These systems maintain an electronic catalog of leases, company owned fee lands, rights-of-way, unit designations, and any other type of agreement that may need to be tracked. These systems not only allow easy record keeping and reporting, but also provide help in managing those properties.
When an organization's land assets become too complex to be managed via spreadsheet, it is time to evaluate the purchase or license of a proper land system.
The implementation of a land system will provide a boost in productivity in many areas. The most obvious way is having a database of all leases that are acquired, and having the ability to organize those leases in a variety of ways. Most systems have a scheme for grouping leases by prospect, project area, organizational ownership, and tract.
Another seemingly obvious thing that a proper land system can do is track lease provisions and generate reports on those provisions as necessary. For example, if a block of 300 leases are being sold, the landman or lease analyst could quickly build a report to list all leases which had provisions requiring notice or consent for assignment.
A great use of land systems is to generate a calendar of upcoming lease obligations. It’s great to be able to, at a glance, determine if primary terms are ending, Pugh clauses are activating, or lease rental payments are coming due. While there are many ways to manually track these items, an automatically generated calendar is a great solution. Some systems provide a calendar module that can send automated emails, or even integrate with MS Outlook.
When a company makes the decision to begin evaluating land management systems, it is the beginning of a process that could take 3 to 18 months. This open-ended time frame is largely dependent on the sales, design, implementation and testing processes that are required by the system provider and their client.
While many of the land systems offer an “out of the box” package that is appropriate for use by most oil and gas companies, many companies require some customization for their business flow. Others have more complex needs that may include production revenue management, AP/AR tracking, and other finance/revenue needs. Those companies typically decide to utilize an Enterprise Resource Planning (ERP) solution that can be customized to their needs. A short list of those companies:
When most companies get to the point where they need an LMS, one important thing on the list is integration with their current or future accounting system (unless they choose a fully integrated ERP).
A few of the major accounting software packages that many land systems integrate with are WolfePak, OGsys, Waterfield and OGAS. In addition, many “enterprise class” land systems also have their own proprietary accounting module that is available.
An investment in an LMS can be a costly venture. There can be three, or more, different types of costs that the purchaser must agree to:
Initial Licensing Fee
This fee can range from as little as $10,000 up to several hundred thousand dollars. For systems with multiple modules (land, accounting, reporting, GIS, etc) you should expect to pay a licensing fee for each module you choose. They may not present the licensing fee in this way, but rest assured that each module increases the price incrementally.

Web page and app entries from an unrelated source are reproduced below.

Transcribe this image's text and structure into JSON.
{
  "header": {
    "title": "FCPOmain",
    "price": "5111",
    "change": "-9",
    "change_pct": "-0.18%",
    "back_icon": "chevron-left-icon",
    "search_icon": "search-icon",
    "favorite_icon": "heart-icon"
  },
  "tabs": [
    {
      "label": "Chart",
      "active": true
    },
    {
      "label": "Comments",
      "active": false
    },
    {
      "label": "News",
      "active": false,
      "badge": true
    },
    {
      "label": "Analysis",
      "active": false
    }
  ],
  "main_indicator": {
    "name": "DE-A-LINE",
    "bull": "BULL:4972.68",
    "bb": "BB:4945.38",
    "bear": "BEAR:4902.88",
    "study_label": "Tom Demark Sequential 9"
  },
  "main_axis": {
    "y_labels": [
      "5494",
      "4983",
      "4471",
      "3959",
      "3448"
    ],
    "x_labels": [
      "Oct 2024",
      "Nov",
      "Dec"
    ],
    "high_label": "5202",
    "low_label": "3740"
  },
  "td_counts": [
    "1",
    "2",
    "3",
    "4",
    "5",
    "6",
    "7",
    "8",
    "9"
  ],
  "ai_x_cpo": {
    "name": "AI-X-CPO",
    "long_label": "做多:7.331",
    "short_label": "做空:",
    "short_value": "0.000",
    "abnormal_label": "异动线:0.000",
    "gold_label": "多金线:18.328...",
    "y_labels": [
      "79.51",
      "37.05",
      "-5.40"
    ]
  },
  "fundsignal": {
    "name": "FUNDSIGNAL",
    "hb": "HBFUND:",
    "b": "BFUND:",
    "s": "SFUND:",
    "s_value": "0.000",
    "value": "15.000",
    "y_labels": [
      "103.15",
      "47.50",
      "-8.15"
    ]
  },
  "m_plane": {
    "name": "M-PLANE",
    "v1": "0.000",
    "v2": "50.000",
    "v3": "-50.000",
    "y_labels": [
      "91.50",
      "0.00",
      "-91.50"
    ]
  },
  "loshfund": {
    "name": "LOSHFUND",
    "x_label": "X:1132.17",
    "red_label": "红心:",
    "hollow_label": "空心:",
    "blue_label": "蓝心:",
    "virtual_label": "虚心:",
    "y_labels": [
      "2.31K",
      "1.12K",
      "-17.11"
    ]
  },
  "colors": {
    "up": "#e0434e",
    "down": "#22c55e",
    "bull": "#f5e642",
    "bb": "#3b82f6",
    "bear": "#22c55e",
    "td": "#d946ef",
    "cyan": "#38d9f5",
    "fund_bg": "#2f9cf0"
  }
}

Per User Fee
Some software packages charge a low up-front fee and a larger per user fee ($500/mo or more), others charge a large licensing fee and little (or no) per user fee ($50/mo or less). There is no free lunch, if you save on one fee you will likely pay on the other.

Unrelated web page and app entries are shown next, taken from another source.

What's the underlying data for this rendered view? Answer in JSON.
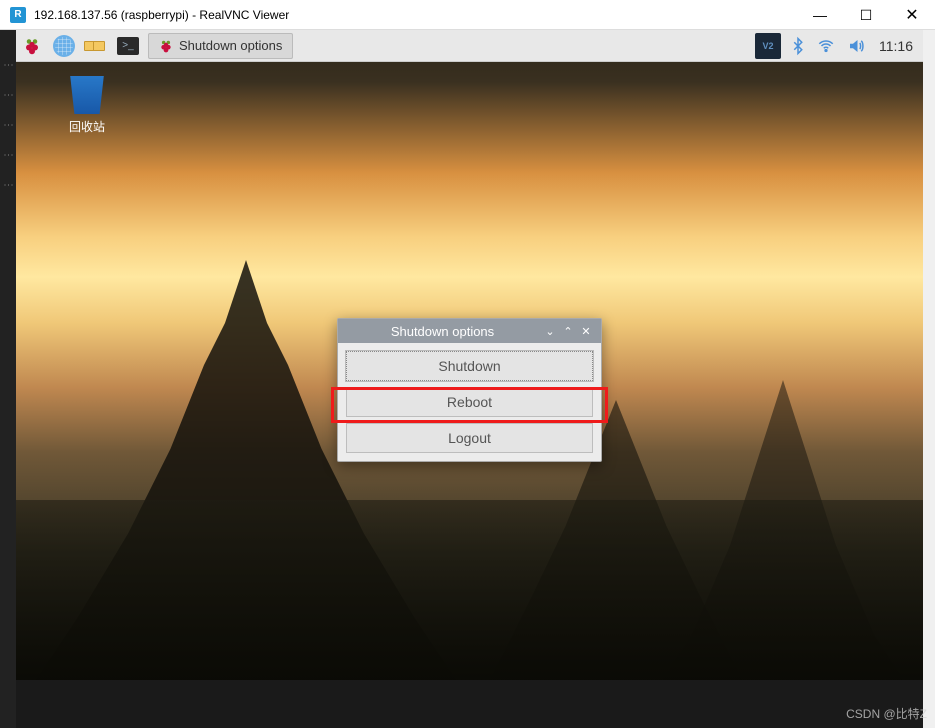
{
  "window": {
    "title": "192.168.137.56 (raspberrypi) - RealVNC Viewer",
    "icon_letter": "R"
  },
  "panel": {
    "taskbar_item": "Shutdown options",
    "clock": "11:16",
    "vnc_badge": "V2"
  },
  "desktop": {
    "trash_label": "回收站"
  },
  "dialog": {
    "title": "Shutdown options",
    "buttons": {
      "shutdown": "Shutdown",
      "reboot": "Reboot",
      "logout": "Logout"
    }
  },
  "watermark": "CSDN @比特Z"
}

Annual Support / Maintenance
Many land systems have an annual support fee built into their pricing. This fee could be from $5,000 to $20,000 annually. In some cases this fee is negotiable.
It is important to evaluate the workflow in each land system. Some systems offer a workflow that allows faster entry of data than others. While one system might be less expensive, is it really cheaper if your lease analyst team takes twice as long to enter data because of the interface?
Finally, a word about these licensing agreements. Just like everything else in life, they are negotiable — if you aren’t experienced in negotiating contracts with software companies then you should find someone who is. If you are interested in evaluating options for a land management system, or are currently implementing one please share your experience with us in the comments below!
If you have any questions about land systems, please contact me.